● **ASSIGNED TASK**: The records below should be written out again, exactly.

Saved entries:
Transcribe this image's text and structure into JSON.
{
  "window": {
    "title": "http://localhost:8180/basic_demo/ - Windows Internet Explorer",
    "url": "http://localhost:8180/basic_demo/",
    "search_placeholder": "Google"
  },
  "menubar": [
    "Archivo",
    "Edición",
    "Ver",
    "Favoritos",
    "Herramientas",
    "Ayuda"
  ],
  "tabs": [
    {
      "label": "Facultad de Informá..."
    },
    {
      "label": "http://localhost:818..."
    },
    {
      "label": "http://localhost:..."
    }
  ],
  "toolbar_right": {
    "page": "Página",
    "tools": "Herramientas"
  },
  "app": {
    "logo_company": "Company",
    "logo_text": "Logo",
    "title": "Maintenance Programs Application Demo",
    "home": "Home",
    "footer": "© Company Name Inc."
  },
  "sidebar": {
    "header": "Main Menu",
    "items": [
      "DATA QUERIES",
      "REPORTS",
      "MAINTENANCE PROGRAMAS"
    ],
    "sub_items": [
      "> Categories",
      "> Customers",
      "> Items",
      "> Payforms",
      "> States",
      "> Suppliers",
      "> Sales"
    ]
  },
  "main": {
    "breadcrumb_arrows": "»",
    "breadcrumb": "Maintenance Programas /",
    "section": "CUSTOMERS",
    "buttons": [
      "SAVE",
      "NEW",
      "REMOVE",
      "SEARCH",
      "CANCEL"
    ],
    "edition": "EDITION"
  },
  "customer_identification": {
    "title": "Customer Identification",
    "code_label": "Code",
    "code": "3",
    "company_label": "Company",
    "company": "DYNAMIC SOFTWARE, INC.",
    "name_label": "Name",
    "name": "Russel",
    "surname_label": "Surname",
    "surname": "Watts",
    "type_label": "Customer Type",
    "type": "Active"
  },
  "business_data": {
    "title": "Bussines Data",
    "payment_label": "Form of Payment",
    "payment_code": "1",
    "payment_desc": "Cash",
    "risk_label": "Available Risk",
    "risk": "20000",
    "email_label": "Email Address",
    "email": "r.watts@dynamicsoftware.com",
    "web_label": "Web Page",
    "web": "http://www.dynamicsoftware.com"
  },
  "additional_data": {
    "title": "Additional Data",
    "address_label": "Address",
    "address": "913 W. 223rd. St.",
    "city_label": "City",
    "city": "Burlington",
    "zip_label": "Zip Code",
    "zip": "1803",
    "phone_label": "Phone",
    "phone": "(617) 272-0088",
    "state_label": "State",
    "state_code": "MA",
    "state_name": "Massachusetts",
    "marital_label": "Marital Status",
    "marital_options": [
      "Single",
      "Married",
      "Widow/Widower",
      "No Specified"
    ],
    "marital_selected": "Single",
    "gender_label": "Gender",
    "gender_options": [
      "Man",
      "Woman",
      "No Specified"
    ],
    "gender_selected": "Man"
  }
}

● **SOLUTION TO THIS PROBLEM**:
Transcribe this image's text and structure into JSON.
{
  "window": {
    "title": "http://localhost:8180/basic_demo/ - Windows Internet Explorer",
    "url": "http://localhost:8180/basic_demo/",
    "search_placeholder": "Google"
  },
  "menubar": [
    "Archivo",
    "Edición",
    "Ver",
    "Favoritos",
    "Herramientas",
    "Ayuda"
  ],
  "tabs": [
    {
      "label": "Facultad de Informá..."
    },
    {
      "label": "http://localhost:818..."
    },
    {
      "label": "http://localhost:..."
    }
  ],
  "toolbar_right": {
    "page": "Página",
    "tools": "Herramientas"
  },
  "app": {
    "logo_company": "Company",
    "logo_text": "Logo",
    "title": "Maintenance Programs Application Demo",
    "home": "Home",
    "footer": "© Company Name Inc."
  },
  "sidebar": {
    "header": "Main Menu",
    "items": [
      "DATA QUERIES",
      "REPORTS",
      "MAINTENANCE PROGRAMAS"
    ],
    "sub_items": [
      "> Categories",
      "> Customers",
      "> Items",
      "> Payforms",
      "> States",
      "> Suppliers",
      "> Sales"
    ]
  },
  "main": {
    "breadcrumb_arrows": "»",
    "breadcrumb": "Maintenance Programas /",
    "section": "CUSTOMERS",
    "buttons": [
      "SAVE",
      "NEW",
      "REMOVE",
      "SEARCH",
      "CANCEL"
    ],
    "edition": "EDITION"
  },
  "customer_identification": {
    "title": "Customer Identification",
    "code_label": "Code",
    "code": "3",
    "company_label": "Company",
    "company": "DYNAMIC SOFTWARE, INC.",
    "name_label": "Name",
    "name": "Russel",
    "surname_label": "Surname",
    "surname": "Watts",
    "type_label": "Customer Type",
    "type": "Active"
  },
  "business_data": {
    "title": "Bussines Data",
    "payment_label": "Form of Payment",
    "payment_code": "1",
    "payment_desc": "Cash",
    "risk_label": "Available Risk",
    "risk": "20000",
    "email_label": "Email Address",
    "email": "r.watts@dynamicsoftware.com",
    "web_label": "Web Page",
    "web": "http://www.dynamicsoftware.com"
  },
  "additional_data": {
    "title": "Additional Data",
    "address_label": "Address",
    "address": "913 W. 223rd. St.",
    "city_label": "City",
    "city": "Burlington",
    "zip_label": "Zip Code",
    "zip": "1803",
    "phone_label": "Phone",
    "phone": "(617) 272-0088",
    "state_label": "State",
    "state_code": "MA",
    "state_name": "Massachusetts",
    "marital_label": "Marital Status",
    "marital_options": [
      "Single",
      "Married",
      "Widow/Widower",
      "No Specified"
    ],
    "marital_selected": "Single",
    "gender_label": "Gender",
    "gender_options": [
      "Man",
      "Woman",
      "No Specified"
    ],
    "gender_selected": "Man"
  }
}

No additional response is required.